Segment Start: Record excerpts

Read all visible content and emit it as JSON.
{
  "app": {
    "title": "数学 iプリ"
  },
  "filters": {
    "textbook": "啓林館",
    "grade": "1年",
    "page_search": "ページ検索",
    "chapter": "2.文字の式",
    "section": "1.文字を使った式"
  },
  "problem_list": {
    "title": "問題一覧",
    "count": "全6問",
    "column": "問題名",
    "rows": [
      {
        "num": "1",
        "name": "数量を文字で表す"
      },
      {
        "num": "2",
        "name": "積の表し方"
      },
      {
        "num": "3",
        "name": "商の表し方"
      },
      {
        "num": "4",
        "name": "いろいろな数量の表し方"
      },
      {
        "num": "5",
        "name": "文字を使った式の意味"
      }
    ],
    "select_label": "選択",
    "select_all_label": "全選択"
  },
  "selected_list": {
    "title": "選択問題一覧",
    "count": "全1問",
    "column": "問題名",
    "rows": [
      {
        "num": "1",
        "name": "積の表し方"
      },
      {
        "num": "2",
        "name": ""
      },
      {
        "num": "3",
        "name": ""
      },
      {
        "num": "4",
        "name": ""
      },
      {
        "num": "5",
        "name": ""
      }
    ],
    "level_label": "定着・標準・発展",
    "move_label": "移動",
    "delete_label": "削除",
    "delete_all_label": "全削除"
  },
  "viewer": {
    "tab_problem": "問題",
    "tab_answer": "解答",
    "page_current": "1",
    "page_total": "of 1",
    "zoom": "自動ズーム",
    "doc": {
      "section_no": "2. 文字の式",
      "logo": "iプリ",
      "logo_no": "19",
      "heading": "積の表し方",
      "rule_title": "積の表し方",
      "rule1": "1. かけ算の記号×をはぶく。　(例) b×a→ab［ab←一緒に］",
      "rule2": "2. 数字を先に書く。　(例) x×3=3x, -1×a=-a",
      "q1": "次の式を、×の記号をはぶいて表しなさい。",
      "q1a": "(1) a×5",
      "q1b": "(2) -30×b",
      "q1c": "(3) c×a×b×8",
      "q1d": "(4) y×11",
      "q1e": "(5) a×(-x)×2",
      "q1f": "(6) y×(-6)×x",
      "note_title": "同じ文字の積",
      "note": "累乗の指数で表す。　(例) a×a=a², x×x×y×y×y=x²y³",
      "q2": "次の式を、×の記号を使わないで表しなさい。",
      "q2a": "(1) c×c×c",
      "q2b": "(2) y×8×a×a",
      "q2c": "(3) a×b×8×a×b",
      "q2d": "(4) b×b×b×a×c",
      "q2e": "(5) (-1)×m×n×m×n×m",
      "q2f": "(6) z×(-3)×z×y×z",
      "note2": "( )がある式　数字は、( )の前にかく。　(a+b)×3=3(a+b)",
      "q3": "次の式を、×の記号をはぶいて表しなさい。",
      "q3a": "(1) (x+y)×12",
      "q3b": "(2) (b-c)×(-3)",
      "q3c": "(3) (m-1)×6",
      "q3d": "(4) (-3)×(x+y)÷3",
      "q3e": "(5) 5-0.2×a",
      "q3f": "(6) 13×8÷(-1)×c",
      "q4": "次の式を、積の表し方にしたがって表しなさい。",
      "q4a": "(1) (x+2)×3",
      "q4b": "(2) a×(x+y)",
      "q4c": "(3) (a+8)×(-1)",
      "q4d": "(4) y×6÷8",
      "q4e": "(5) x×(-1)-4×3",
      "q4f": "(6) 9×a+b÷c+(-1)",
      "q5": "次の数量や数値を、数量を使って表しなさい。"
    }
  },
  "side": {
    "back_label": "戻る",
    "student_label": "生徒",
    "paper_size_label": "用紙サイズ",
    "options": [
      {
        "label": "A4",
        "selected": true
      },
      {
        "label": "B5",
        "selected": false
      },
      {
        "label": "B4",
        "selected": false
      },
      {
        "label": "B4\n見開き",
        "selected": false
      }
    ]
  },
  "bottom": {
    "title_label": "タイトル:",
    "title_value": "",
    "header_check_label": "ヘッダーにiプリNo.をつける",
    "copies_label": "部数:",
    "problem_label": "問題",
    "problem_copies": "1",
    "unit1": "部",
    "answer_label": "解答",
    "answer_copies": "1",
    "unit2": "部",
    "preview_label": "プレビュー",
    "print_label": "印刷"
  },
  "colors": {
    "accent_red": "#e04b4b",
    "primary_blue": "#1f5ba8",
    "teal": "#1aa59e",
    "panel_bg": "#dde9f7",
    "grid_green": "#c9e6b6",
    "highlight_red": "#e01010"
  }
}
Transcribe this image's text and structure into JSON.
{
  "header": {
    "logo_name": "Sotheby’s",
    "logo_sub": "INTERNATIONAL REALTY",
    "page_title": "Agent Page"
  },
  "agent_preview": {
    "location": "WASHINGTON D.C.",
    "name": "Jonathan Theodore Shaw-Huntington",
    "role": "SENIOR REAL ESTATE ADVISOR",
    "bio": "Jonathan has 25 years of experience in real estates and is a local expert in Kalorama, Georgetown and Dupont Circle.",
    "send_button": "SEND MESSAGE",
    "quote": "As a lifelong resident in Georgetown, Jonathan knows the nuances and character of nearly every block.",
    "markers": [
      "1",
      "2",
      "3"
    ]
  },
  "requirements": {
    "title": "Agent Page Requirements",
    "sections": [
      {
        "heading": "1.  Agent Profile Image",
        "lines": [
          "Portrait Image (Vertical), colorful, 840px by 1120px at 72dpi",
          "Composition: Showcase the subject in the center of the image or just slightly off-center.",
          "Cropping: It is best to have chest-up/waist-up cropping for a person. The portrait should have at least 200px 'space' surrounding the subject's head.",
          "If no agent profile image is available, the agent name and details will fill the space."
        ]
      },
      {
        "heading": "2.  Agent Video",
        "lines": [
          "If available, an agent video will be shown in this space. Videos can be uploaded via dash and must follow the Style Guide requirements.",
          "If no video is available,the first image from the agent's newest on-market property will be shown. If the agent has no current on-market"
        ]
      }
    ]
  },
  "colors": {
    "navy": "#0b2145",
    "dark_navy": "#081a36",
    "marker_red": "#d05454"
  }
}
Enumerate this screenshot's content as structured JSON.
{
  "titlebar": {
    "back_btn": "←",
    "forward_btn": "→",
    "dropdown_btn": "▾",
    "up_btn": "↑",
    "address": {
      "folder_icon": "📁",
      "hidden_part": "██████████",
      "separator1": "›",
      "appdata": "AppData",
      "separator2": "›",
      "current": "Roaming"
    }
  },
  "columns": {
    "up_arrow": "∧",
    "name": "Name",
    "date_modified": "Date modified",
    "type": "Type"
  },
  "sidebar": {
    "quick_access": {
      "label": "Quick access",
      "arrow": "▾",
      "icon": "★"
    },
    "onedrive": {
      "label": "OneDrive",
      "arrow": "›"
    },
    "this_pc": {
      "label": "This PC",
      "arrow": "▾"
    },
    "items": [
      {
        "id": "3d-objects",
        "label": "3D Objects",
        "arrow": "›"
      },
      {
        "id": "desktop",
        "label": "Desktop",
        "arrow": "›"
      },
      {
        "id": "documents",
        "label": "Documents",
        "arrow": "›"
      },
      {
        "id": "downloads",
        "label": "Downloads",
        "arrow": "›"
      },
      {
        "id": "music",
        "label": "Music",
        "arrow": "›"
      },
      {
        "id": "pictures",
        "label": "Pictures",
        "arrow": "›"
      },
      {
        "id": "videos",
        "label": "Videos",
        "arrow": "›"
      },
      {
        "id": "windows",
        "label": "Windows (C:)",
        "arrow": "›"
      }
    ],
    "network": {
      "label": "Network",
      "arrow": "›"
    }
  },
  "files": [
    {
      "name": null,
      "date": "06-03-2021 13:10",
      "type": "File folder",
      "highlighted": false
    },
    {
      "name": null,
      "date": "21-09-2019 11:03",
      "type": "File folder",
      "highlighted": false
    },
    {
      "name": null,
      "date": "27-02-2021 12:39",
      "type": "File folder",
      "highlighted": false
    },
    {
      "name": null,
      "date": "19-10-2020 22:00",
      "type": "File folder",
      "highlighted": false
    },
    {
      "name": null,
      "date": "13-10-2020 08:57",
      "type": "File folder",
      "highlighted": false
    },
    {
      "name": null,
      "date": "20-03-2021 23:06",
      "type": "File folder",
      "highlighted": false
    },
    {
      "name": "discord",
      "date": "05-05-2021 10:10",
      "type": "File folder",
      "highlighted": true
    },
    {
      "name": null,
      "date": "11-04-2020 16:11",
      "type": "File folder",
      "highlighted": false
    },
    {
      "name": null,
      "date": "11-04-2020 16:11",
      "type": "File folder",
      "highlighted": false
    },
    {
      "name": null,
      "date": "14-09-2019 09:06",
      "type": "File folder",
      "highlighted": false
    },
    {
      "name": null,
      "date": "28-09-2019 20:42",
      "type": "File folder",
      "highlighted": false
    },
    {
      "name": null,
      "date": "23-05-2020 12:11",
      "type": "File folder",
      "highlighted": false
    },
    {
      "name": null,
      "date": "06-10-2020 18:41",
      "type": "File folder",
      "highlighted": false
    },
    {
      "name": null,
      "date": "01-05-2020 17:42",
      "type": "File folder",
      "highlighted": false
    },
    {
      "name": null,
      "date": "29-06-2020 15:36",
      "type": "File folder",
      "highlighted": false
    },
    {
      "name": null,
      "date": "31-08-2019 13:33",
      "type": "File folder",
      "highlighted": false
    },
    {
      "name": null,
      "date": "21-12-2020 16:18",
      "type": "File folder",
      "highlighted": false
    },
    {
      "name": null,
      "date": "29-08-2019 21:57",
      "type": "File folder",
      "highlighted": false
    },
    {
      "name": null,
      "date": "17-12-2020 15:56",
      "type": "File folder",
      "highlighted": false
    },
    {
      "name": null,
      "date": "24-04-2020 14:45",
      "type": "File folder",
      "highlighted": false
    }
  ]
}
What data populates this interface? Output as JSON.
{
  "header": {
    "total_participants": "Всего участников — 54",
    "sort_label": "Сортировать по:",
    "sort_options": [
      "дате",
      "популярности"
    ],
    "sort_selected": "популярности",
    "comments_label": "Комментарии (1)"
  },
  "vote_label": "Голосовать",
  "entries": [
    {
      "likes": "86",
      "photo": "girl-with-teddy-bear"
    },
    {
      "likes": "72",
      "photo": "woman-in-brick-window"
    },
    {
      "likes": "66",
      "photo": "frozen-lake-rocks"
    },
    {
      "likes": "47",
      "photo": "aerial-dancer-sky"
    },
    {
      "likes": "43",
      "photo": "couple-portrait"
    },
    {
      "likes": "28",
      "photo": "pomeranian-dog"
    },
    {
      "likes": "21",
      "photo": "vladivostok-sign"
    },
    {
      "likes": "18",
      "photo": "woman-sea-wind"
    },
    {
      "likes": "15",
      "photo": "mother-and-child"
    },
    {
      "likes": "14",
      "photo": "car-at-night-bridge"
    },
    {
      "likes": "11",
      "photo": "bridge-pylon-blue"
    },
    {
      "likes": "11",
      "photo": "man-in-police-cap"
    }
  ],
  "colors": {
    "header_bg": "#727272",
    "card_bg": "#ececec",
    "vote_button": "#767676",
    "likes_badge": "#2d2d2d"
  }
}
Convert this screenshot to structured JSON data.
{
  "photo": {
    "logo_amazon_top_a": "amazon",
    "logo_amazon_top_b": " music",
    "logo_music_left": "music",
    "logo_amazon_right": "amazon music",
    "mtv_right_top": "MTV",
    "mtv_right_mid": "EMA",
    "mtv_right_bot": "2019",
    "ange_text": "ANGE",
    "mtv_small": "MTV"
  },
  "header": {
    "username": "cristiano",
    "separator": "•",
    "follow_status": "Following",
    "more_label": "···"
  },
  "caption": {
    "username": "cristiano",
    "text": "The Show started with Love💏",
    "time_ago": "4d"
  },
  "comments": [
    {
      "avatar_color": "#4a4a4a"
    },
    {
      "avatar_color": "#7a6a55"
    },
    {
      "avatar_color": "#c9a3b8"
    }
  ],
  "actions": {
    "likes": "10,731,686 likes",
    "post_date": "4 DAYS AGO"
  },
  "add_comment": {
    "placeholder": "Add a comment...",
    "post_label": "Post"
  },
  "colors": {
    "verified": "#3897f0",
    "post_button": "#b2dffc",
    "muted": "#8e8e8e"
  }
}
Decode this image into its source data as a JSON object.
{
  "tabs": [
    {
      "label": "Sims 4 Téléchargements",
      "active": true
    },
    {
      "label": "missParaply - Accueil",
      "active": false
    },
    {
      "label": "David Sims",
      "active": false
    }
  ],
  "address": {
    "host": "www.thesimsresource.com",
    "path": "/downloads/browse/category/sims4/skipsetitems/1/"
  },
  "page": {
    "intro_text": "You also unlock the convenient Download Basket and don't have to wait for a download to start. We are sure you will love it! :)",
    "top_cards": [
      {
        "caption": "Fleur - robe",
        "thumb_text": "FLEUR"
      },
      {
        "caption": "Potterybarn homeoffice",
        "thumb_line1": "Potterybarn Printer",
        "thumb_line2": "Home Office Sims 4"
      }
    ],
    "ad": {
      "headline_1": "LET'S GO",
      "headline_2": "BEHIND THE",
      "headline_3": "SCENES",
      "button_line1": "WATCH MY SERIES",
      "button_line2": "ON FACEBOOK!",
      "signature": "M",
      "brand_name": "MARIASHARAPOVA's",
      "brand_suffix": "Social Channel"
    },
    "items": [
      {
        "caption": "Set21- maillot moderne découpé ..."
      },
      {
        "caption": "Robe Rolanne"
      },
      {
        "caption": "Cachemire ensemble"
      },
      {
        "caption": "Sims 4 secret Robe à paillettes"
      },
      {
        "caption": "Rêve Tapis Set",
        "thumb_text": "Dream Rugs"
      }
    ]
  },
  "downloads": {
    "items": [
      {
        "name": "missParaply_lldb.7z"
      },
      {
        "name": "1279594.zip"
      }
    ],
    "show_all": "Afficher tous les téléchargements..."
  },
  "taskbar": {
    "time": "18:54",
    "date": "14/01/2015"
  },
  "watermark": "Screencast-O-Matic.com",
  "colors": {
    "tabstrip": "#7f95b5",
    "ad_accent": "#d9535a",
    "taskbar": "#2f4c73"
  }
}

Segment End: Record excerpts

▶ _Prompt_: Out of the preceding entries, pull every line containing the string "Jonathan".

▶ _Answer for this exercise_:
    "name": "Jonathan Theodore Shaw-Huntington",
    "bio": "Jonathan has 25 years of experience in real estates and is a local expert in Kalorama, Georgetown and Dupont Circle.",
    "quote": "As a lifelong resident in Georgetown, Jonathan knows the nuances and character of nearly every block.",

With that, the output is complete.